Egypt, Finland, and Slovenia have become the center of yet another scandal involving international arms sales, with the fallout is affecting each country in different ways. The Finnish arms manufacturer Patria is being investigated by the Finnish National Bureau of Investigation (NBI) for alleged corruption involving sales to Egypt, and Slovenia. The scandal has resulted in police raids in both countries.
In 2006 Slovenia purchased armored vehicles from Patria. It has long been alleged that Slovenian officials took bribes in order to approve the Patria deal. Patria is also accused of selling defective howitzers sold to Egypt in 1999. Again, Patria officials are suspected of having bribed the Egyptians to obtain the contract to supply them weapons. Worse, the artillery sold to the Egyptians was not NATO-compatible, which is what they had asked for in the first place. Thus the Patria howitzers have stood unused for several years now due to defects that showed up during testing. The Finns promised the Egyptians something compatible, but never followed through.
Of the three countries involved, Egypt is probably the one getting the best end of the deal for several reasons. First of all, the Middle Eastern country doesn't have much to lose in the way of reputation. Egypt being what it is, it's already fairly well-known that government corruption extends to the highest levels in the nation, particularly when it comes to anything involving trade and business. It's simply the way thing are done and this is the kind of thing people and foreign governments have come to expect in this part of the world. The government doesn't really do much about it because those sections of the government aren't necessary to keeping the current administration in power. The security forces are corrupt too, but they do their jobs of suppressing the Muslim Bortherhood/Islamic terrorists and cracking down on pro-democracy protestors, so the powers that be let them slide heavily on accepting thick envelopes.
Secondly, Egypt doesn't desperately need the gear as much as Slovenia needs to obtain it. Egypt already gets over a billion dollars in American military aid every years and has for years. In addition, the Egyptian produce a good chunk of their own gear and most of their small arms under license. Everything from night vision equipment to Ak-47s to M9 pistols are locally manufactured, already giving the Egyptians a big advantage over other nations in the region, like Syria or Libya. Anything else they need really badly they can usually go begging to the Americans, who will probably provide it in hope of maintaining the goodwill and support of the most powerful of the Arab nations. All in all, Egypt can afford to have screwed up. After all, in the Arab world, it's good to be top dog.
Slovenia comes off the worst. A new member of NATO, the Slovenes are eager to prove they are serious about upgrading and participating in future operations. But that participation requires sophisticated equipment. Because of the fallout from the scandal, they are now seriously considering canceling the entire deal. Since arms procurement takes several years, from initial negotiations, to delivery, this leaves the East European country without these upgrades to its armored forces for an undetermined, and probably lengthy, period of time. Their ability to participate in deployments, not to mentions their ability to defend the country, is hampered. Slovenia has made some major strides towards procuring new equipment, small arms and infantry weapons, but they still have a long ways to go.

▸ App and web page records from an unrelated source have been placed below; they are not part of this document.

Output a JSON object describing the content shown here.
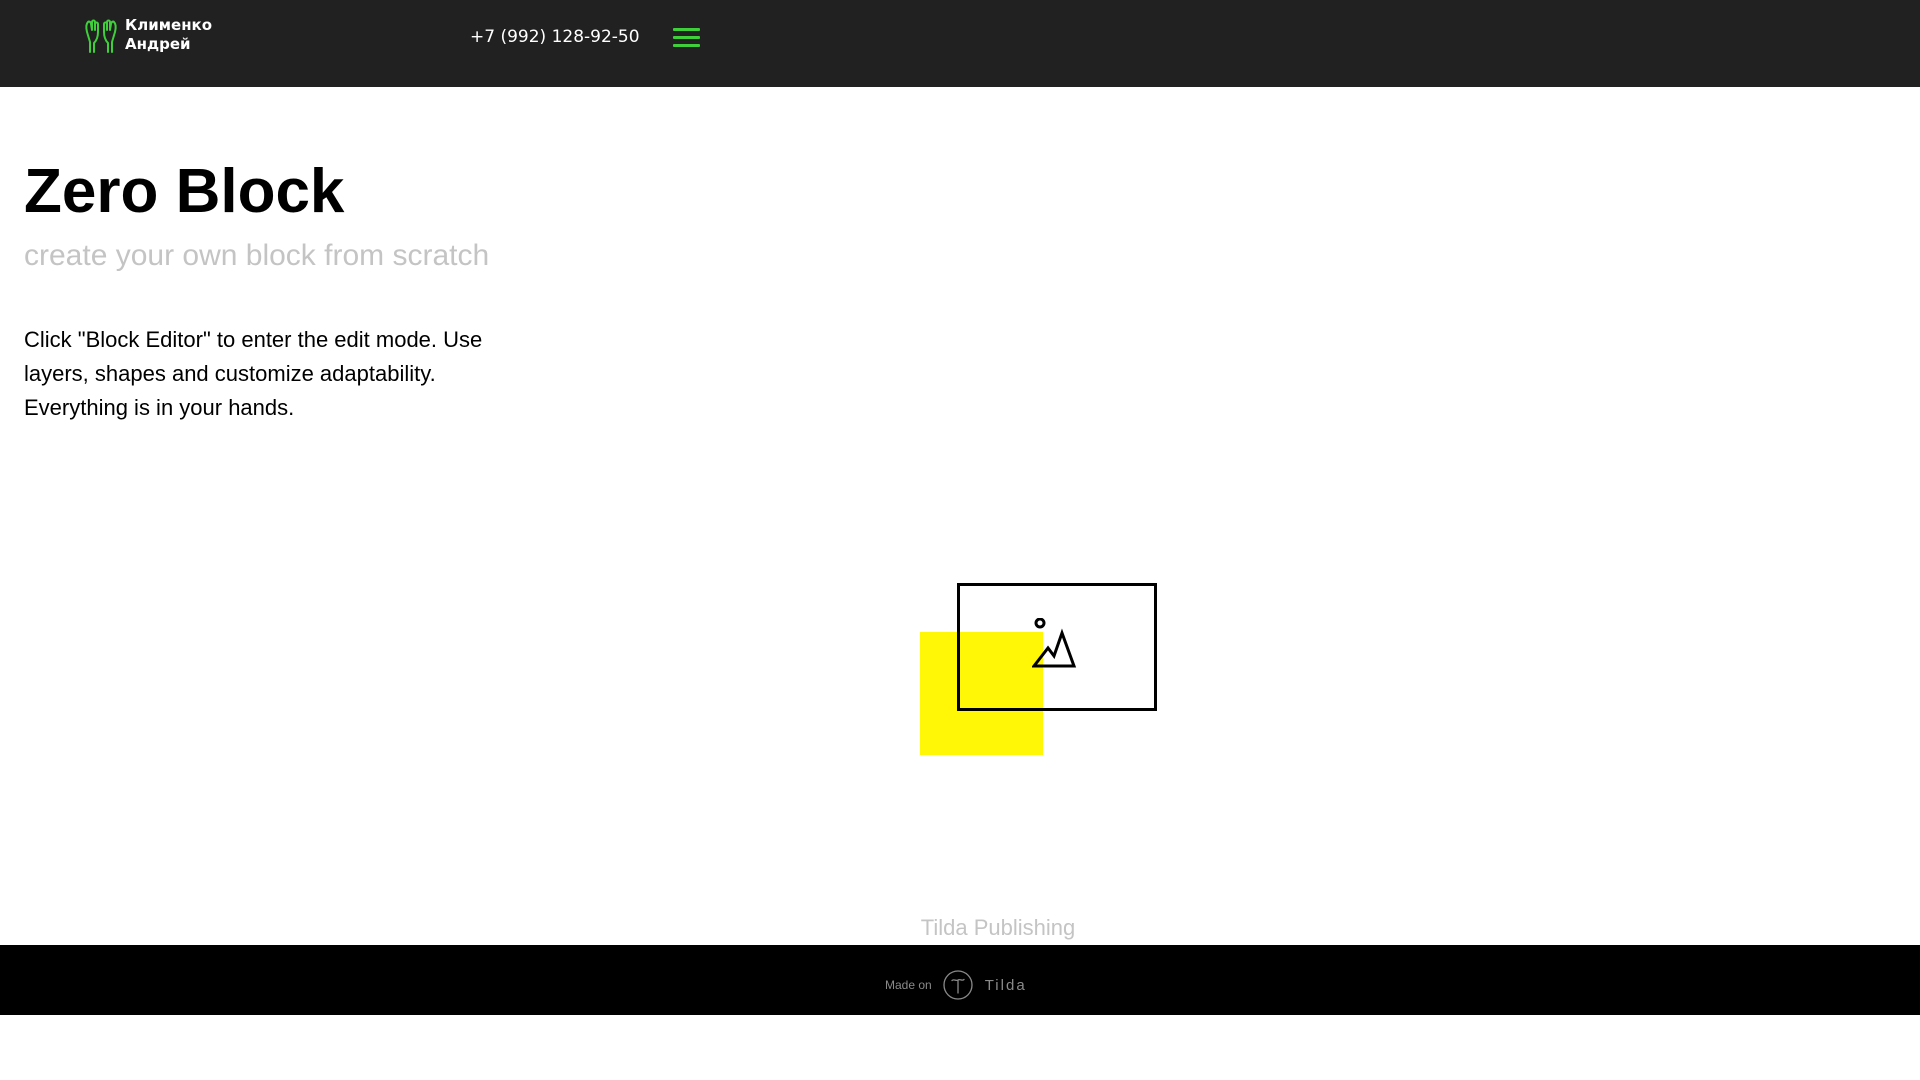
{
  "header": {
    "logo_line1": "Клименко",
    "logo_line2": "Андрей",
    "logo_icon": "gloves-icon",
    "phone": "+7 (992) 128-92-50",
    "menu_icon": "hamburger-menu-icon",
    "background": "#212121",
    "accent": "#3ecf3a"
  },
  "main": {
    "title": "Zero Block",
    "subtitle": "create your own block from scratch",
    "body": "Click \"Block Editor\" to enter the edit mode. Use layers, shapes and customize adaptability. Everything is in your hands.",
    "illustration_icon": "image-placeholder-icon",
    "accent_yellow": "#fff705"
  },
  "publisher_label": "Tilda Publishing",
  "footer": {
    "made_on": "Made on",
    "brand": "Tilda",
    "brand_icon": "tilda-logo-icon",
    "background": "#000000"
  }
}
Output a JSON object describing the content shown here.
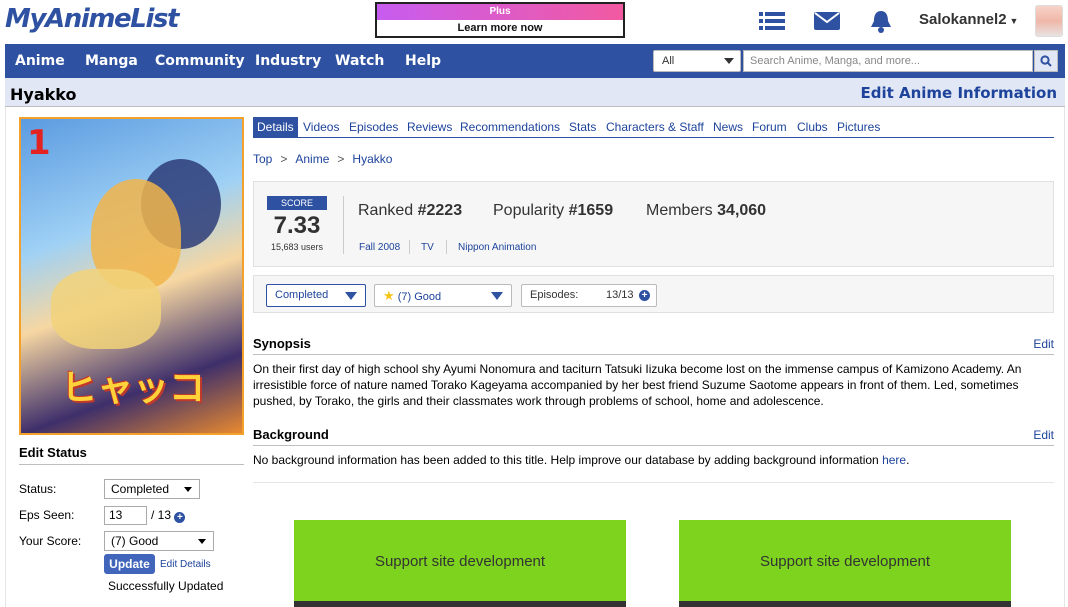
{
  "header": {
    "logo": "MyAnimeList",
    "banner_top": "Plus",
    "banner_bottom": "Learn more now",
    "username": "Salokannel2"
  },
  "nav": {
    "items": [
      "Anime",
      "Manga",
      "Community",
      "Industry",
      "Watch",
      "Help"
    ],
    "search_category": "All",
    "search_placeholder": "Search Anime, Manga, and more..."
  },
  "title": {
    "name": "Hyakko",
    "edit_link": "Edit Anime Information"
  },
  "cover": {
    "number": "1",
    "logo_text": "ヒャッコ"
  },
  "edit_status": {
    "heading": "Edit Status",
    "status_label": "Status:",
    "status_value": "Completed",
    "eps_label": "Eps Seen:",
    "eps_value": "13",
    "eps_total": "/ 13",
    "score_label": "Your Score:",
    "score_value": "(7) Good",
    "update_button": "Update",
    "edit_details": "Edit Details",
    "message": "Successfully Updated"
  },
  "tabs": [
    "Details",
    "Videos",
    "Episodes",
    "Reviews",
    "Recommendations",
    "Stats",
    "Characters & Staff",
    "News",
    "Forum",
    "Clubs",
    "Pictures"
  ],
  "breadcrumb": [
    "Top",
    "Anime",
    "Hyakko"
  ],
  "stats": {
    "score_label": "SCORE",
    "score": "7.33",
    "users": "15,683 users",
    "ranked_label": "Ranked",
    "ranked": "#2223",
    "popularity_label": "Popularity",
    "popularity": "#1659",
    "members_label": "Members",
    "members": "34,060",
    "season": "Fall 2008",
    "type": "TV",
    "studio": "Nippon Animation"
  },
  "list_bar": {
    "status": "Completed",
    "score": "(7) Good",
    "episodes_label": "Episodes:",
    "episodes": "13/13"
  },
  "synopsis": {
    "heading": "Synopsis",
    "edit": "Edit",
    "text": "On their first day of high school shy Ayumi Nonomura and taciturn Tatsuki Iizuka become lost on the immense campus of Kamizono Academy. An irresistible force of nature named Torako Kageyama accompanied by her best friend Suzume Saotome appears in front of them. Led, sometimes pushed, by Torako, the girls and their classmates work through problems of school, home and adolescence."
  },
  "background": {
    "heading": "Background",
    "edit": "Edit",
    "text": "No background information has been added to this title. Help improve our database by adding background information ",
    "link": "here",
    "tail": "."
  },
  "promos": [
    "Support site development",
    "Support site development"
  ],
  "colors": {
    "brand": "#2e51a2",
    "promo_green": "#7dd31e",
    "cover_border": "#f3a12a"
  }
}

As for the Finns, their reputation suffers a big hit. Unlike some European countries, like Greece and parts of Italy, Finland and most of Scandanavia have reputations of being almost completely corruption free. Denmark, Finland, and New Zealand have been ranked among the least corrupt countries in the world and this Patria scandal may affect other nations' willingness to buy military equipment from the Finns in the future. Still, Finland has a professional, well-equipped Defense Force that isn't in a hurry to become completely upgraded. Slovenia does and is thus probably going to be left out to dry. As for the Egyptians, they already get all the equipment they want and don't really see any pressing need to change the status quo of their less-than-transparent government practices.